Last year was the first time in the over 250 years since the ship sank that the sand shifted enough to make excavation possible. The wreck is even more accessible at the moment.

"The Goodwin Sands has been a treacherous place for ships throughout the centuries and is now a trove for archaeologists", Martijn Manders, project leader for the Rooswijk Excavation and Maritime Heritage program manager at the Netherlands Cultural Heritage Agency, said to the BBC. "The rapidly shifting sands mean that the site is even more exposed now than it was during our initial dives to assess the condition of the Rooswijk last year. This makes the excavation urgent."

During last year's exploration, divers brought up a number of items from the ship, including a large chest, pewter jugs, ornately carved wooden knife handles and leather shoes. This time the divers will delve further into the living quarters and store rooms in the stern of the ship.

This excavation is part of the #Rooswijk1740 project, which is led and financed by the Netherlands Cultural Heritage Agency. The British heritage agency Historic England is managing the site in close contact with the Dutch government, according to the BBC. 

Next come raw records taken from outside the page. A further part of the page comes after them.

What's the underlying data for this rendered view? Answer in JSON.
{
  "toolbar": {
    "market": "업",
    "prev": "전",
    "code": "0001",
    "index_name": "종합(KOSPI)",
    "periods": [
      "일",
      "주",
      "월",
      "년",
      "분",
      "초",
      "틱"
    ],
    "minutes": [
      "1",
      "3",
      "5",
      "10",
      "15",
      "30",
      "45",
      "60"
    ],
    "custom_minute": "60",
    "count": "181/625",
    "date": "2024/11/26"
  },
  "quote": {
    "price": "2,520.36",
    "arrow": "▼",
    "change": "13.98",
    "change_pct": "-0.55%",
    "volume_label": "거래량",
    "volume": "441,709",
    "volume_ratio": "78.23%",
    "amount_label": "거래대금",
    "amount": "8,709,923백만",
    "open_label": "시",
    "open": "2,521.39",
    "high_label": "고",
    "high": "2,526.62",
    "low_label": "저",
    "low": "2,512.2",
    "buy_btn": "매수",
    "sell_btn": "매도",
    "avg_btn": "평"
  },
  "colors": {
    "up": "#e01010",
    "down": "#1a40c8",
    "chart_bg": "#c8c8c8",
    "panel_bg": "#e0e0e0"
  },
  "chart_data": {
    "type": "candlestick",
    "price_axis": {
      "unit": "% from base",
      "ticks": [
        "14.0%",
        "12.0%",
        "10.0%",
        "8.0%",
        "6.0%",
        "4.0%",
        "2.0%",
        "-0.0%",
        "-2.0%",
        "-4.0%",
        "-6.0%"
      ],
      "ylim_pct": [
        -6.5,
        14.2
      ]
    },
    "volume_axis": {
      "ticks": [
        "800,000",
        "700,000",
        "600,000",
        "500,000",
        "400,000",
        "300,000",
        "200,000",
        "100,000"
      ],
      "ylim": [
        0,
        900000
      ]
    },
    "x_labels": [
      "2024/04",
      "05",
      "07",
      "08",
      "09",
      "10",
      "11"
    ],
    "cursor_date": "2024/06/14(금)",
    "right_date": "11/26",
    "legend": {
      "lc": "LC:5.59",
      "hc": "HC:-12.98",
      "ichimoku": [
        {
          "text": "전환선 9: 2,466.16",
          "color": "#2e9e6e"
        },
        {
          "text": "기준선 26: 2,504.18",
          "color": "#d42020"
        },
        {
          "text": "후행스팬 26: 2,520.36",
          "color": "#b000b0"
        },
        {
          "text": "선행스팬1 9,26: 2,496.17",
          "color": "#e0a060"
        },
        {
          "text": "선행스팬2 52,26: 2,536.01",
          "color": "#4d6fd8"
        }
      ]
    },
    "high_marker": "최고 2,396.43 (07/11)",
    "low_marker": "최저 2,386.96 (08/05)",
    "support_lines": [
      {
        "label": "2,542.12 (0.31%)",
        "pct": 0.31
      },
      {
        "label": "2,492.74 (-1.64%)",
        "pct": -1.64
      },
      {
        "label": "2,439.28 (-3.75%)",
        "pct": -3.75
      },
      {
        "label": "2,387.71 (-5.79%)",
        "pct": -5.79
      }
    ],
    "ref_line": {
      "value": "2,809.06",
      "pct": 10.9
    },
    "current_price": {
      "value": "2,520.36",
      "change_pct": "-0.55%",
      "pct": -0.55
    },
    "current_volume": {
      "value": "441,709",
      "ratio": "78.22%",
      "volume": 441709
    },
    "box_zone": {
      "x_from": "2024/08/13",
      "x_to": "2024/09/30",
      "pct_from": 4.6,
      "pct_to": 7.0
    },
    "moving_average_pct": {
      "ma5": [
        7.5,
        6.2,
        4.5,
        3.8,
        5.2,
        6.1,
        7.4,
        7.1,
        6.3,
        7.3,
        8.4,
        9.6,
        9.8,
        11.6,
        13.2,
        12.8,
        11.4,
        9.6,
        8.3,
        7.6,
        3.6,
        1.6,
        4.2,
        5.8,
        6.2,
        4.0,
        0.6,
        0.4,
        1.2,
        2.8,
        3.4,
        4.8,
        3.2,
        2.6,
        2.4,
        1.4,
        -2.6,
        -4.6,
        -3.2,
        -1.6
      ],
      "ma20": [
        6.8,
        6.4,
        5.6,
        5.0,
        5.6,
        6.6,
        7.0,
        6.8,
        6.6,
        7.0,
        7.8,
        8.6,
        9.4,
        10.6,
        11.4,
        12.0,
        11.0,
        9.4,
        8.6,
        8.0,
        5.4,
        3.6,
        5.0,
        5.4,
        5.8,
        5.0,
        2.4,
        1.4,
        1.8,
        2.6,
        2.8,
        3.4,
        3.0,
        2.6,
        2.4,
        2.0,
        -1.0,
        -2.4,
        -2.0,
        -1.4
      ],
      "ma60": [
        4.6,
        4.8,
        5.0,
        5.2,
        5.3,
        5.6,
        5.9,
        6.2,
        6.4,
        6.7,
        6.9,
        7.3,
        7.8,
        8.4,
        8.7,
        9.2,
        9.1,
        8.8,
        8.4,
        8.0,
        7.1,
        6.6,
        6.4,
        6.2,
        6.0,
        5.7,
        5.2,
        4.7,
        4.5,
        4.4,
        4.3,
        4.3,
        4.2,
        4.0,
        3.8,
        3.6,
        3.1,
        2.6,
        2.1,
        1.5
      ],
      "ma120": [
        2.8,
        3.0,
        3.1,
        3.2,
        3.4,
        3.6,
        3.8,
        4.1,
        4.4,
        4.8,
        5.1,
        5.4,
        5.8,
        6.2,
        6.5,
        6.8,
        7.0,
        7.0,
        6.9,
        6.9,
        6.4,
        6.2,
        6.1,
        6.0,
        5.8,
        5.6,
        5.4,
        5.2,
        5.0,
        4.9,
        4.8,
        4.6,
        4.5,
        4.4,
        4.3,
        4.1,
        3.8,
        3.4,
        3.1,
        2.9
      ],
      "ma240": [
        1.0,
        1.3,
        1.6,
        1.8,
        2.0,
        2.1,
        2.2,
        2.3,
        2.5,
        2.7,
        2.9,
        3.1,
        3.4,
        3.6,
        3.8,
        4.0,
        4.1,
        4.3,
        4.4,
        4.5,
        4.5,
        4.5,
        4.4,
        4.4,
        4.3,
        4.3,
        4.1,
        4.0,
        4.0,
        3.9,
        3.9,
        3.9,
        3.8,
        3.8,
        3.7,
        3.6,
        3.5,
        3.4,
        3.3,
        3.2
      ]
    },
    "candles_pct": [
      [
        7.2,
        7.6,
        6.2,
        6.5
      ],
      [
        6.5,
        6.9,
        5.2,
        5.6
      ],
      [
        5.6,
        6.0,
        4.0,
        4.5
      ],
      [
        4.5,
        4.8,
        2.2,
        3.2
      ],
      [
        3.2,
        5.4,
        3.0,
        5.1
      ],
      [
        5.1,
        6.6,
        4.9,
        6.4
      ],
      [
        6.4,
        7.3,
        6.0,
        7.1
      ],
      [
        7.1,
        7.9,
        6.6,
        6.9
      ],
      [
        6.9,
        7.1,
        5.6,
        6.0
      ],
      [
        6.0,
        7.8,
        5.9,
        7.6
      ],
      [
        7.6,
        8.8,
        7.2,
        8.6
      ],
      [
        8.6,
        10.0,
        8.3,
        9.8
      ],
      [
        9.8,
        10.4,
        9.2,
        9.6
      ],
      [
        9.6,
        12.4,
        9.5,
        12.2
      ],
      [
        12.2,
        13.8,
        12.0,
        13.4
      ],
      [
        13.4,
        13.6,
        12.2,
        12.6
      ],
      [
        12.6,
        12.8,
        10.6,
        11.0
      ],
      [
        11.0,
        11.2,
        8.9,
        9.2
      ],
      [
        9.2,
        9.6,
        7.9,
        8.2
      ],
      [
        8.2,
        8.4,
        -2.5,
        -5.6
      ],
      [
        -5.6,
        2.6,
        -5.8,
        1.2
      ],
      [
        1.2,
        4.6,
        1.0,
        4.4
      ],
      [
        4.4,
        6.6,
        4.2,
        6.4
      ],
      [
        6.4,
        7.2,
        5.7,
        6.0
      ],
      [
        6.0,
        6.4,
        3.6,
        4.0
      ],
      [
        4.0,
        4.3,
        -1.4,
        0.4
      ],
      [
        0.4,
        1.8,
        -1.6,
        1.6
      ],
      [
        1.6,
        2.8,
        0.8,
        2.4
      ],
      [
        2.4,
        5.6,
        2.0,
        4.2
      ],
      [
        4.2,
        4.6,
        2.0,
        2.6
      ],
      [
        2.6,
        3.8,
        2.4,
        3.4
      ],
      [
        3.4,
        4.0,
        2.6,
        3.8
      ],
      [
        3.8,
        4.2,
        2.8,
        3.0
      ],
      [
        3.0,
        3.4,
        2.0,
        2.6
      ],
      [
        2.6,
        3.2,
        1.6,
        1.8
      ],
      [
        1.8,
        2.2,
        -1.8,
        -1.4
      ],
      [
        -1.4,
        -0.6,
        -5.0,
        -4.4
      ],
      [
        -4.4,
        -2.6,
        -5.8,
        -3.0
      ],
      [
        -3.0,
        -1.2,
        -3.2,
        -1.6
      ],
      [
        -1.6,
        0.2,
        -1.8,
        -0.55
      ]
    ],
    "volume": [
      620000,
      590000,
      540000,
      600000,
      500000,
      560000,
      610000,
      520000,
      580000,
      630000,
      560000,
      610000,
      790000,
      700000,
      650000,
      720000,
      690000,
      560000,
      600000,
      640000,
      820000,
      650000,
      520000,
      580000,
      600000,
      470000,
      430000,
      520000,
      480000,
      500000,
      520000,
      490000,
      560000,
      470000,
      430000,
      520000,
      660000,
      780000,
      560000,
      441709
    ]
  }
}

"Wrecks such as the Rooswijk are time capsules that offer a unique glimpse into the past and tell a story.", Alison James of Historic England said to the news agency. "We look forward to the fascinating insights and discoveries that the Rooswijk excavation will uncover this summer."